The clinic for transgender youth at Tel Aviv Medical Center seeks to provide treatment for those 18 or younger.
The Channel 2 network recently received an unusual complaint: A viewer of the reality show “Big Brother” claimed that her feelings were hurt when a participant was shown putting on tefillin, small boxes containing Torah verses worn by observant Jews during weekday prayer. For the viewer, the problem was that this participant, Michael Elroy, is transgender — a man who was born a woman and changed his gender.
The station’s franchisee, Keshet, which broadcasts the program, fully backed Elroy. “He was born female but in the course of his life made a sex change and today he’s a man,” the company stated to the network in response to the complaint. “Therefore, how he relates to himself is how we relate to him, and how we expect society to relate to him.”
Openness and liberalism allowed the media to cast a transgender person on one of the most watched television shows in Israel and to bravely stand behind the decision (even if it might also involve a measure of commercial cynicism). On the other hand, for some viewers, a line was crossed.
An incident like this naturally sparks public debate. More importantly, it exposes the phenomenon of sex change to those who may be going through the same thing but remain closeted out of fear or shame, especially young people.
“Public awareness of the topic is growing thanks to celebrities like Caitlyn Jenner or prime-time shows like ‘Orange is the New Black’ or ‘Transparent,'” said Dr. Asaf Oren, a pediatric endocrinologist and the director of the clinic for transgender youth at Tel Aviv Medical Center — a facility that is unusual in Israel and rather unique worldwide.
“There was a clinic here for adults,” Oren told Al-Monitor, “and youth started to come, to ask questions and request treatment. We know from the literature that the moment such a clinic exists, more and more people seek it out. The numbers attest to its necessity. It started in dribs and drabs of one or two patients every six months. In the last year, about 10 patients arrive every six months. It’s not that there are more youth like this, it’s that they’re less afraid of coming out of the closet.”
On paper, the treatment of transgendered people in Israel is progressive: The state pays for sex-change operations and hormone treatments. Dr. Ilana Berger, a psychologist and the director of the Israeli Center for Human Sexuality and Sexual Identity, told Al-Monitor, “Schools know how to handle the issue and accept transgender youth. The Israel Defense Forces also accepts transgendered people for service, and there’s even a transgendered officer.”
Elisha Alexander, the director of Ma’avarim, which advocates for the transgender community, is less enthusiastic.

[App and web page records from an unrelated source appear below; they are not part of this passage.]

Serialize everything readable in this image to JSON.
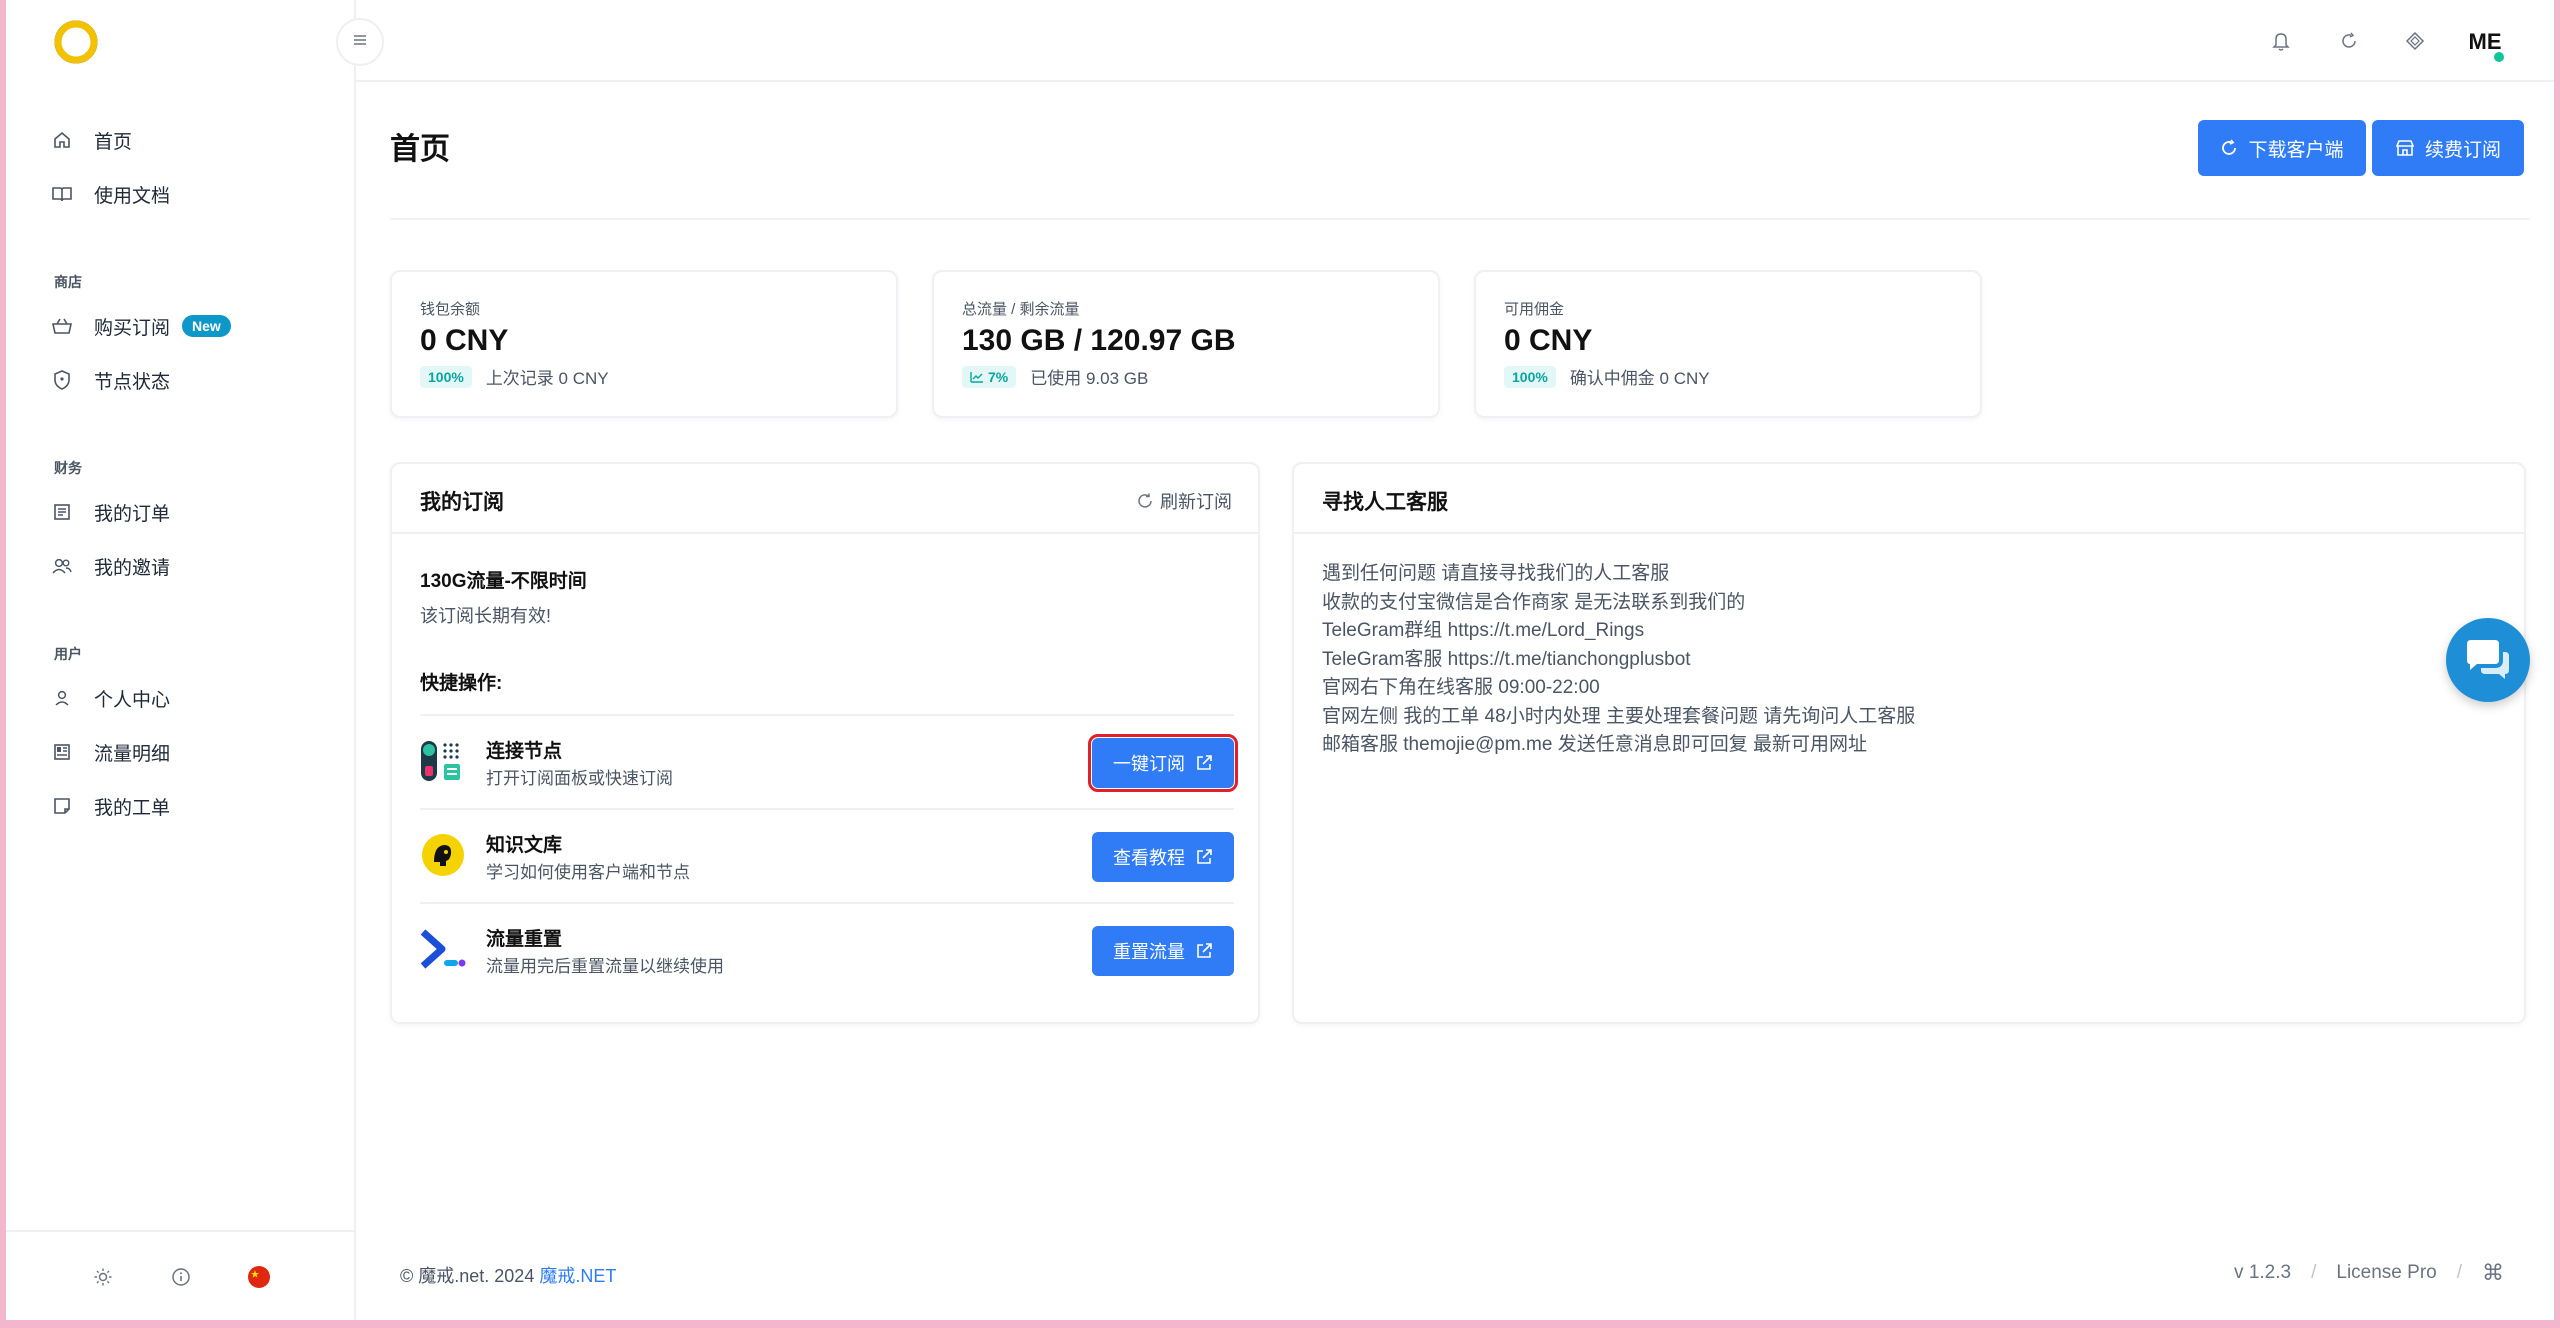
{
  "sidebar": {
    "items_main": [
      {
        "label": "首页",
        "icon": "home-icon"
      },
      {
        "label": "使用文档",
        "icon": "book-icon"
      }
    ],
    "group_shop": "商店",
    "items_shop": [
      {
        "label": "购买订阅",
        "icon": "basket-icon",
        "badge": "New"
      },
      {
        "label": "节点状态",
        "icon": "shield-icon"
      }
    ],
    "group_finance": "财务",
    "items_finance": [
      {
        "label": "我的订单",
        "icon": "order-list-icon"
      },
      {
        "label": "我的邀请",
        "icon": "users-icon"
      }
    ],
    "group_user": "用户",
    "items_user": [
      {
        "label": "个人中心",
        "icon": "user-icon"
      },
      {
        "label": "流量明细",
        "icon": "calendar-icon"
      },
      {
        "label": "我的工单",
        "icon": "ticket-icon"
      }
    ]
  },
  "header": {
    "avatar_initials": "ME"
  },
  "page": {
    "title": "首页",
    "download_btn": "下载客户端",
    "renew_btn": "续费订阅"
  },
  "stats": [
    {
      "label": "钱包余额",
      "value": "0 CNY",
      "pill": "100%",
      "sub": "上次记录 0 CNY"
    },
    {
      "label": "总流量 / 剩余流量",
      "value": "130 GB / 120.97 GB",
      "pill": "7%",
      "sub": "已使用 9.03 GB"
    },
    {
      "label": "可用佣金",
      "value": "0 CNY",
      "pill": "100%",
      "sub": "确认中佣金 0 CNY"
    }
  ],
  "subscription": {
    "title": "我的订阅",
    "refresh": "刷新订阅",
    "plan_name": "130G流量-不限时间",
    "plan_desc": "该订阅长期有效!",
    "quick_title": "快捷操作:",
    "actions": [
      {
        "title": "连接节点",
        "desc": "打开订阅面板或快速订阅",
        "button": "一键订阅"
      },
      {
        "title": "知识文库",
        "desc": "学习如何使用客户端和节点",
        "button": "查看教程"
      },
      {
        "title": "流量重置",
        "desc": "流量用完后重置流量以继续使用",
        "button": "重置流量"
      }
    ]
  },
  "support": {
    "title": "寻找人工客服",
    "lines": [
      "遇到任何问题 请直接寻找我们的人工客服",
      "收款的支付宝微信是合作商家 是无法联系到我们的",
      "TeleGram群组 https://t.me/Lord_Rings",
      "TeleGram客服 https://t.me/tianchongplusbot",
      "官网右下角在线客服 09:00-22:00",
      "官网左侧 我的工单 48小时内处理 主要处理套餐问题 请先询问人工客服",
      "邮箱客服 themojie@pm.me 发送任意消息即可回复 最新可用网址"
    ]
  },
  "footer": {
    "copyright": "© 魔戒.net. 2024",
    "brand_link": "魔戒.NET",
    "version": "v 1.2.3",
    "license": "License Pro",
    "cmd_symbol": "⌘"
  },
  "colors": {
    "primary": "#2f7cf6",
    "accent_teal": "#0ba5a0",
    "badge_new": "#0e98c9",
    "online_dot": "#10c59a"
  }
}
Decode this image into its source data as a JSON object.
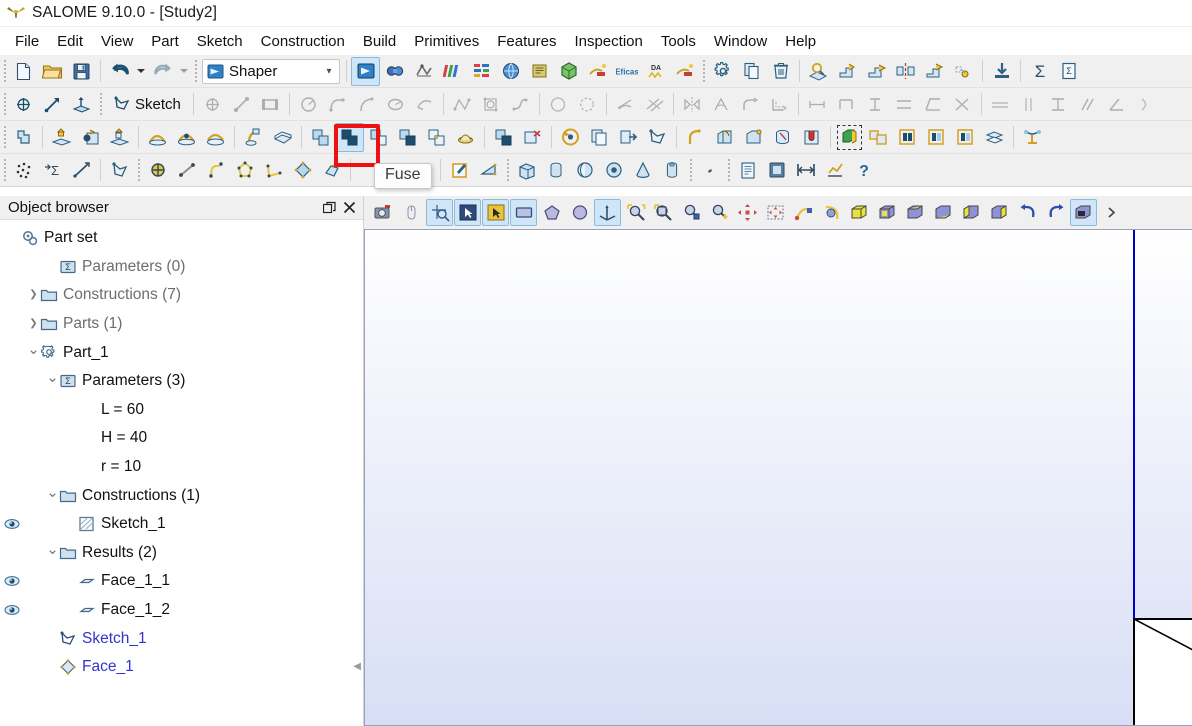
{
  "window": {
    "title": "SALOME 9.10.0 - [Study2]",
    "app_icon": "salome-logo-icon"
  },
  "menubar": {
    "items": [
      {
        "label": "File"
      },
      {
        "label": "Edit"
      },
      {
        "label": "View"
      },
      {
        "label": "Part"
      },
      {
        "label": "Sketch"
      },
      {
        "label": "Construction"
      },
      {
        "label": "Build"
      },
      {
        "label": "Primitives"
      },
      {
        "label": "Features"
      },
      {
        "label": "Inspection"
      },
      {
        "label": "Tools"
      },
      {
        "label": "Window"
      },
      {
        "label": "Help"
      }
    ]
  },
  "toolbars": {
    "standard": {
      "new_label": "New",
      "open_label": "Open",
      "save_label": "Save",
      "undo_label": "Undo",
      "redo_label": "Redo",
      "module_combo_value": "Shaper",
      "module_combo_placeholder": "Shaper"
    },
    "sketch": {
      "sketch_button_label": "Sketch"
    },
    "tooltip": {
      "text": "Fuse",
      "for_button": "fuse-button"
    },
    "highlight": {
      "color": "#ee1111",
      "target": "fuse-button"
    }
  },
  "object_browser": {
    "title": "Object browser",
    "undock_label": "Undock",
    "close_label": "Close",
    "tree": [
      {
        "label": "Part set",
        "indent": 0,
        "twisty": "",
        "icon": "part-set-icon",
        "style": "normal",
        "eye": false
      },
      {
        "label": "Parameters (0)",
        "indent": 2,
        "twisty": "",
        "icon": "parameters-icon",
        "style": "gray",
        "eye": false
      },
      {
        "label": "Constructions (7)",
        "indent": 1,
        "twisty": ">",
        "icon": "folder-icon",
        "style": "gray",
        "eye": false
      },
      {
        "label": "Parts (1)",
        "indent": 1,
        "twisty": ">",
        "icon": "folder-icon",
        "style": "gray",
        "eye": false
      },
      {
        "label": "Part_1",
        "indent": 1,
        "twisty": "v",
        "icon": "part-icon",
        "style": "normal",
        "eye": false
      },
      {
        "label": "Parameters (3)",
        "indent": 2,
        "twisty": "v",
        "icon": "parameters-icon",
        "style": "normal",
        "eye": false
      },
      {
        "label": "L = 60",
        "indent": 3,
        "twisty": "",
        "icon": "none",
        "style": "normal",
        "eye": false
      },
      {
        "label": "H = 40",
        "indent": 3,
        "twisty": "",
        "icon": "none",
        "style": "normal",
        "eye": false
      },
      {
        "label": "r = 10",
        "indent": 3,
        "twisty": "",
        "icon": "none",
        "style": "normal",
        "eye": false
      },
      {
        "label": "Constructions (1)",
        "indent": 2,
        "twisty": "v",
        "icon": "folder-icon",
        "style": "normal",
        "eye": false
      },
      {
        "label": "Sketch_1",
        "indent": 3,
        "twisty": "",
        "icon": "sketch-result-icon",
        "style": "normal",
        "eye": true
      },
      {
        "label": "Results (2)",
        "indent": 2,
        "twisty": "v",
        "icon": "folder-icon",
        "style": "normal",
        "eye": false
      },
      {
        "label": "Face_1_1",
        "indent": 3,
        "twisty": "",
        "icon": "face-result-icon",
        "style": "normal",
        "eye": true
      },
      {
        "label": "Face_1_2",
        "indent": 3,
        "twisty": "",
        "icon": "face-result-icon",
        "style": "normal",
        "eye": true
      },
      {
        "label": "Sketch_1",
        "indent": 2,
        "twisty": "",
        "icon": "sketch-feature-icon",
        "style": "blue",
        "eye": false
      },
      {
        "label": "Face_1",
        "indent": 2,
        "twisty": "",
        "icon": "face-feature-icon",
        "style": "blue",
        "eye": false
      }
    ]
  },
  "viewport": {
    "background_top": "#ffffff",
    "background_bottom": "#d8def5",
    "axis_color": "#0000cc",
    "shape_fill": "#ffffff",
    "shape_stroke": "#000000"
  },
  "icons": {
    "new": "new-document-icon",
    "open": "open-folder-icon",
    "save": "save-disk-icon",
    "undo": "undo-arrow-icon",
    "redo": "redo-arrow-icon",
    "shaper": "shaper-module-icon",
    "geometry": "geometry-module-icon",
    "mesh": "mesh-module-icon",
    "para": "paravis-module-icon",
    "yacs": "yacs-module-icon",
    "jobmanager": "jobmanager-module-icon",
    "notebook": "notebook-icon",
    "hexablock": "hexablock-icon",
    "homard": "homard-icon",
    "eficas": "eficas-icon",
    "dymola": "dymola-icon",
    "openturns": "openturns-icon",
    "settings": "gear-icon",
    "copy": "copy-icon",
    "delete": "trash-icon",
    "inspect": "inspect-icon",
    "export": "export-icon",
    "sum": "sigma-icon",
    "report": "report-icon",
    "point": "point-icon",
    "axis": "axis-icon",
    "plane": "plane-icon",
    "sketch": "sketch-icon",
    "line": "line-icon",
    "rectangle": "rectangle-icon",
    "circle": "circle-icon",
    "arc": "arc-icon",
    "fuse": "fuse-boolean-icon",
    "cut": "cut-boolean-icon",
    "common": "common-boolean-icon",
    "box": "box-primitive-icon",
    "cylinder": "cylinder-primitive-icon",
    "sphere": "sphere-primitive-icon",
    "torus": "torus-primitive-icon",
    "cone": "cone-primitive-icon",
    "tube": "tube-primitive-icon",
    "dump": "dump-view-icon",
    "mouse": "mouse-mode-icon",
    "selection_point": "select-point-icon",
    "selection_edge": "select-edge-icon",
    "selection_face": "select-face-icon",
    "selection_solid": "select-solid-icon",
    "fit_all": "fit-all-icon",
    "fit_area": "fit-area-icon",
    "zoom": "zoom-icon",
    "pan": "pan-icon",
    "global_pan": "global-pan-icon",
    "rotate": "rotate-icon",
    "front": "front-view-icon",
    "back": "back-view-icon",
    "top": "top-view-icon",
    "bottom": "bottom-view-icon",
    "left": "left-view-icon",
    "right": "right-view-icon",
    "anticlock": "rotate-ccw-icon",
    "clock": "rotate-cw-icon",
    "reset": "reset-view-icon",
    "eye": "visibility-eye-icon",
    "folder": "folder-icon",
    "close": "close-icon",
    "undock": "undock-icon",
    "chevron_right": "chevron-right-icon",
    "chevron_down": "chevron-down-icon"
  }
}
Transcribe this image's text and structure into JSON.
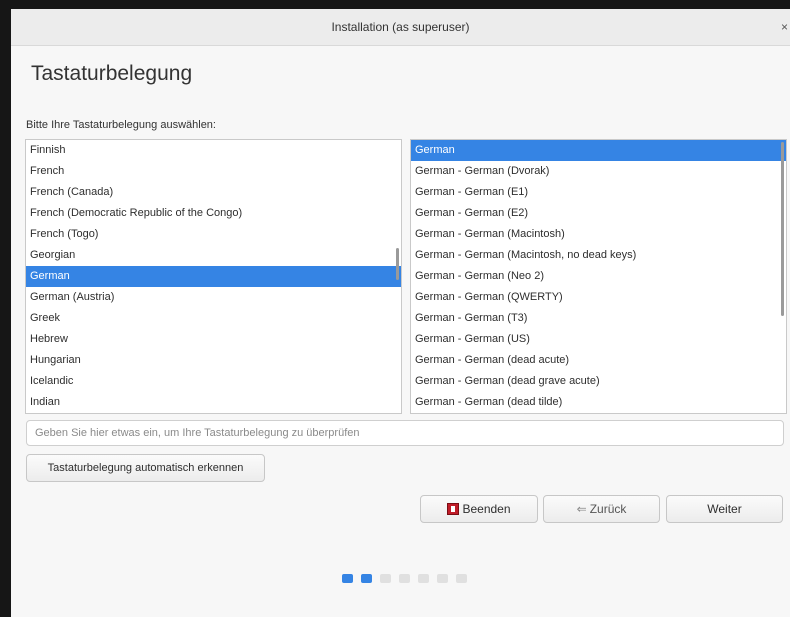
{
  "window": {
    "title": "Installation (as superuser)",
    "close_glyph": "×"
  },
  "page": {
    "title": "Tastaturbelegung",
    "instruction": "Bitte Ihre Tastaturbelegung auswählen:"
  },
  "layouts": {
    "items": [
      "Finnish",
      "French",
      "French (Canada)",
      "French (Democratic Republic of the Congo)",
      "French (Togo)",
      "Georgian",
      "German",
      "German (Austria)",
      "Greek",
      "Hebrew",
      "Hungarian",
      "Icelandic",
      "Indian"
    ],
    "selected": "German"
  },
  "variants": {
    "items": [
      "German",
      "German - German (Dvorak)",
      "German - German (E1)",
      "German - German (E2)",
      "German - German (Macintosh)",
      "German - German (Macintosh, no dead keys)",
      "German - German (Neo 2)",
      "German - German (QWERTY)",
      "German - German (T3)",
      "German - German (US)",
      "German - German (dead acute)",
      "German - German (dead grave acute)",
      "German - German (dead tilde)"
    ],
    "selected": "German"
  },
  "test_field": {
    "placeholder": "Geben Sie hier etwas ein, um Ihre Tastaturbelegung zu überprüfen",
    "value": ""
  },
  "buttons": {
    "detect": "Tastaturbelegung automatisch erkennen",
    "quit": "Beenden",
    "back": "Zurück",
    "next": "Weiter",
    "back_glyph": "⇐"
  },
  "progress": {
    "total_steps": 7,
    "completed_steps": 2
  },
  "colors": {
    "accent": "#3584e4"
  }
}
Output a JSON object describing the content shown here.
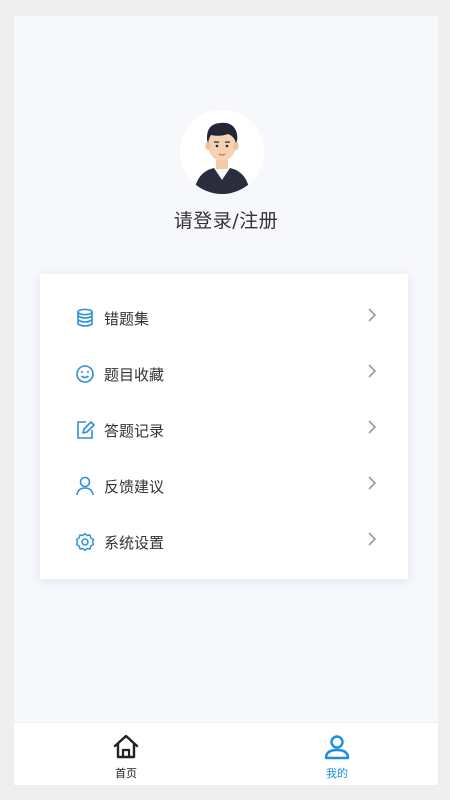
{
  "profile": {
    "login_label": "请登录/注册"
  },
  "menu": {
    "items": [
      {
        "label": "错题集",
        "icon": "database-icon"
      },
      {
        "label": "题目收藏",
        "icon": "smiley-icon"
      },
      {
        "label": "答题记录",
        "icon": "edit-icon"
      },
      {
        "label": "反馈建议",
        "icon": "user-icon"
      },
      {
        "label": "系统设置",
        "icon": "settings-icon"
      }
    ]
  },
  "tabbar": {
    "tabs": [
      {
        "label": "首页",
        "icon": "home-icon",
        "active": false
      },
      {
        "label": "我的",
        "icon": "user-icon",
        "active": true
      }
    ]
  },
  "colors": {
    "accent": "#1a8fe0",
    "icon_blue": "#2f8fd8",
    "text": "#333333",
    "background": "#f7f8fc"
  }
}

According to him, the organization hears from 60 people a month, “and it’s true that there are some positive trends, and the state does a lot, and there’s no violence on the scale that exists in other places. But there is a lot more work to be done.”